Exercise objective: Across all the entries, how many lines hold "this"? Answer with that number and nothing else.

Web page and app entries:
↓
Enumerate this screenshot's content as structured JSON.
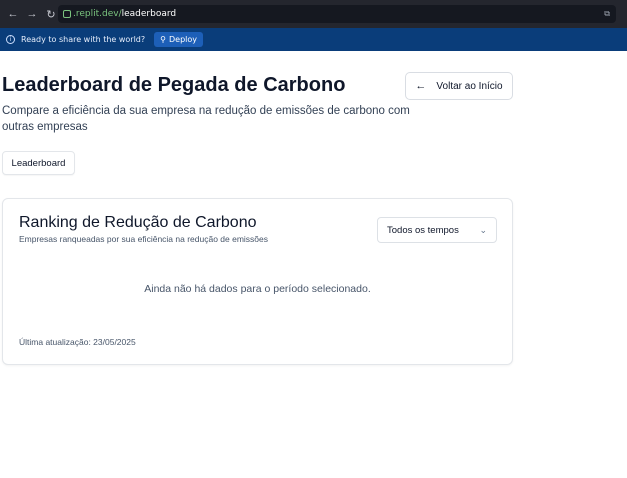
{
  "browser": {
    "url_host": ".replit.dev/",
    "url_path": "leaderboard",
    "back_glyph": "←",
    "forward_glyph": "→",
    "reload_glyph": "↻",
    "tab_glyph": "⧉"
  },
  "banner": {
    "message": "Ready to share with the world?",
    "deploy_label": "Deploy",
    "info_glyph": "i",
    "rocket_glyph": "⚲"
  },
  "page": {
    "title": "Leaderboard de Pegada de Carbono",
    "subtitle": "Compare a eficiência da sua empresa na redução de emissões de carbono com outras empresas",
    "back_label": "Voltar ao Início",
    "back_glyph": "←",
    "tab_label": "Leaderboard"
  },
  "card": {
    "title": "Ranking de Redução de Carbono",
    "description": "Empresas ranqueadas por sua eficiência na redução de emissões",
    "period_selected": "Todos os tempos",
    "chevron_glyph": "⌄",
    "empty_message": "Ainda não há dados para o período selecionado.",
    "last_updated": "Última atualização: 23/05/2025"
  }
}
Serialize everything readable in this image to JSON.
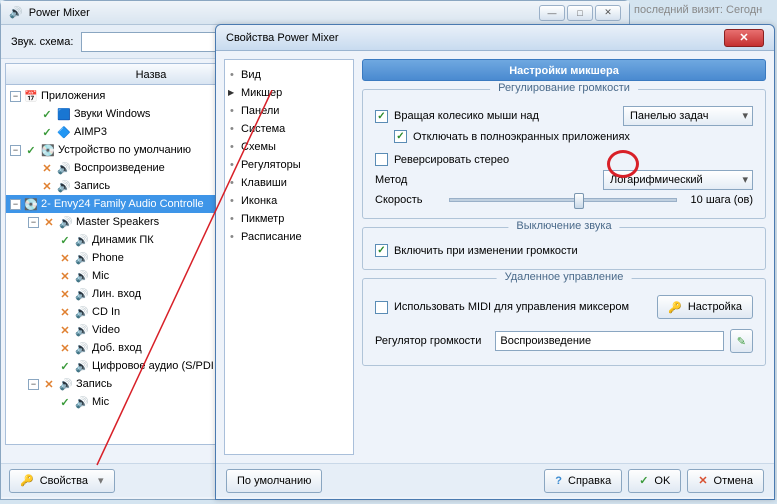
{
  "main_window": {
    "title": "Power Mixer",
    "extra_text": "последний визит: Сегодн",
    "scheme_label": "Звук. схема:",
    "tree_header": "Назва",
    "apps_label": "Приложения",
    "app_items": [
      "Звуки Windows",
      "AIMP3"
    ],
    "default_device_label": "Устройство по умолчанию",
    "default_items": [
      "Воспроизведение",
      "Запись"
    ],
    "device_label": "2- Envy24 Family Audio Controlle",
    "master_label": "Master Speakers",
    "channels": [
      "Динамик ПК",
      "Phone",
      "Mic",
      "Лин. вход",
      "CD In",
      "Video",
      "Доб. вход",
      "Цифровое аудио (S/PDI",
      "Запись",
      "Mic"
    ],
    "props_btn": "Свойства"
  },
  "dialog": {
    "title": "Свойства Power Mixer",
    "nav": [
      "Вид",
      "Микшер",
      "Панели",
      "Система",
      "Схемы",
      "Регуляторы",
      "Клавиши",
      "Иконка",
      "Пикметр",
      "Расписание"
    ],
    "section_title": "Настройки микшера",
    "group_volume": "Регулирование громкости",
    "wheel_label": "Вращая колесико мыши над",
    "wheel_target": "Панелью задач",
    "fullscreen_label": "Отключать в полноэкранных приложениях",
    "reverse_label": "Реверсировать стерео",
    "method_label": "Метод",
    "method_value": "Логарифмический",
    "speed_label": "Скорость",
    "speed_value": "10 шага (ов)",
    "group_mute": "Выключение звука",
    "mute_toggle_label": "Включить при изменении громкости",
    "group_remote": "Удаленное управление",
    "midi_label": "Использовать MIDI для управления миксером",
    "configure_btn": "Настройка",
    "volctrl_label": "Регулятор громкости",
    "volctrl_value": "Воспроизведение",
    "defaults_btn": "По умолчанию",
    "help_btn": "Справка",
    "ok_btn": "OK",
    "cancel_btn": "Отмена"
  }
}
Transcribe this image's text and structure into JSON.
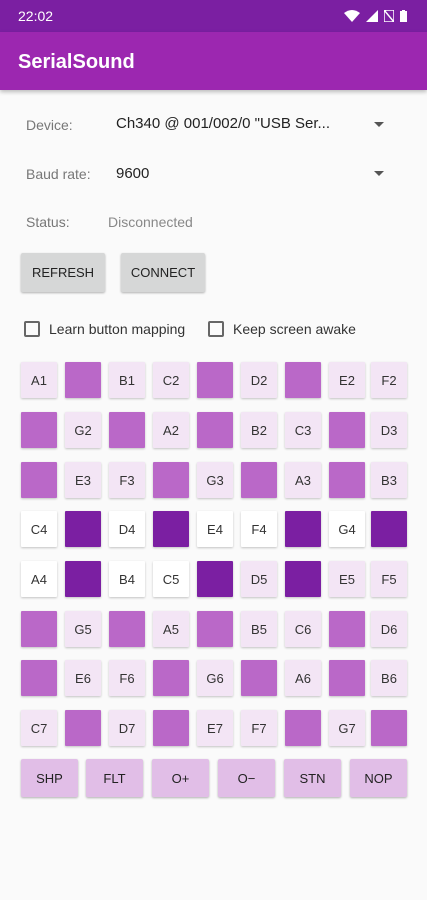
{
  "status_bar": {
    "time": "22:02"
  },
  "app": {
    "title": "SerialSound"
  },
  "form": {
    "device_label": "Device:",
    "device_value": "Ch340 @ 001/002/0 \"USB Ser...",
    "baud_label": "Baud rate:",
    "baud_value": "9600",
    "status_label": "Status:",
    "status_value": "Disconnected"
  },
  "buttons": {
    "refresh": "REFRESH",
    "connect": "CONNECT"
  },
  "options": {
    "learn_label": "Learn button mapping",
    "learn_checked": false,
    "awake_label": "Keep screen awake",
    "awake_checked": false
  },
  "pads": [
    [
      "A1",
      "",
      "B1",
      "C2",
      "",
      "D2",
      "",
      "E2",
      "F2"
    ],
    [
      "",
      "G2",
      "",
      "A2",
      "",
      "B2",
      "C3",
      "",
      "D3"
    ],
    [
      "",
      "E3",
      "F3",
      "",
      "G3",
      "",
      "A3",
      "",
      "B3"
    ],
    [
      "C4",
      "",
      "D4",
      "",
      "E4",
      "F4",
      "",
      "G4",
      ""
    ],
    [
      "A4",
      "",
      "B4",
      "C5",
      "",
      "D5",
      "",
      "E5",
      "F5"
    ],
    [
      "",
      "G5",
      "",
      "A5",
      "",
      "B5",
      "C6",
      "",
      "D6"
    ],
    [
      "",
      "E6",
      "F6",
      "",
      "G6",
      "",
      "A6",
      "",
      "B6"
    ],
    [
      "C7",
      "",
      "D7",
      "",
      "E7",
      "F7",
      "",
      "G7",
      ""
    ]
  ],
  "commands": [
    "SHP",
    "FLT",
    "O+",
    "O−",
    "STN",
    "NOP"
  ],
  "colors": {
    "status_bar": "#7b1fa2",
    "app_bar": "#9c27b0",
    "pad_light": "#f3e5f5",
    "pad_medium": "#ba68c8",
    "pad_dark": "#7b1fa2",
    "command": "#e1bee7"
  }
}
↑
Answer area: 3